**EXERCISE REQUIREMENTS:**
Write out the data that follows exactly, keeping every picture out.

**GIVEN RECORDS:**

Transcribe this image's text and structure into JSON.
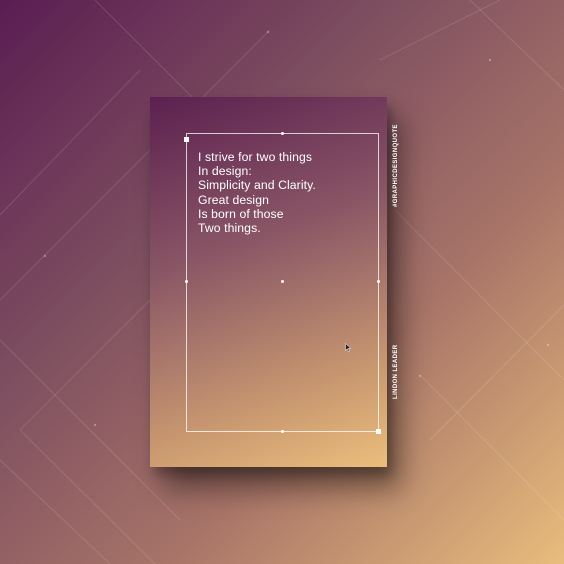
{
  "poster": {
    "quote_lines": [
      "I strive for two things",
      "In design:",
      "Simplicity and Clarity.",
      "Great design",
      "Is born of those",
      "Two things."
    ],
    "hashtag": "#GRAPHICDESIGNQUOTE",
    "author": "LINDON LEADER"
  },
  "colors": {
    "background_top": "#5a1d52",
    "background_bottom": "#e8bd7c",
    "poster_top": "#5c2050",
    "poster_bottom": "#ebbe7c",
    "text": "#ffffff"
  },
  "icons": [
    "mouse-cursor-icon"
  ]
}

**ANSWER SECTION:**
Transcribe this image's text and structure into JSON.
{
  "poster": {
    "quote_lines": [
      "I strive for two things",
      "In design:",
      "Simplicity and Clarity.",
      "Great design",
      "Is born of those",
      "Two things."
    ],
    "hashtag": "#GRAPHICDESIGNQUOTE",
    "author": "LINDON LEADER"
  },
  "colors": {
    "background_top": "#5a1d52",
    "background_bottom": "#e8bd7c",
    "poster_top": "#5c2050",
    "poster_bottom": "#ebbe7c",
    "text": "#ffffff"
  },
  "icons": [
    "mouse-cursor-icon"
  ]
}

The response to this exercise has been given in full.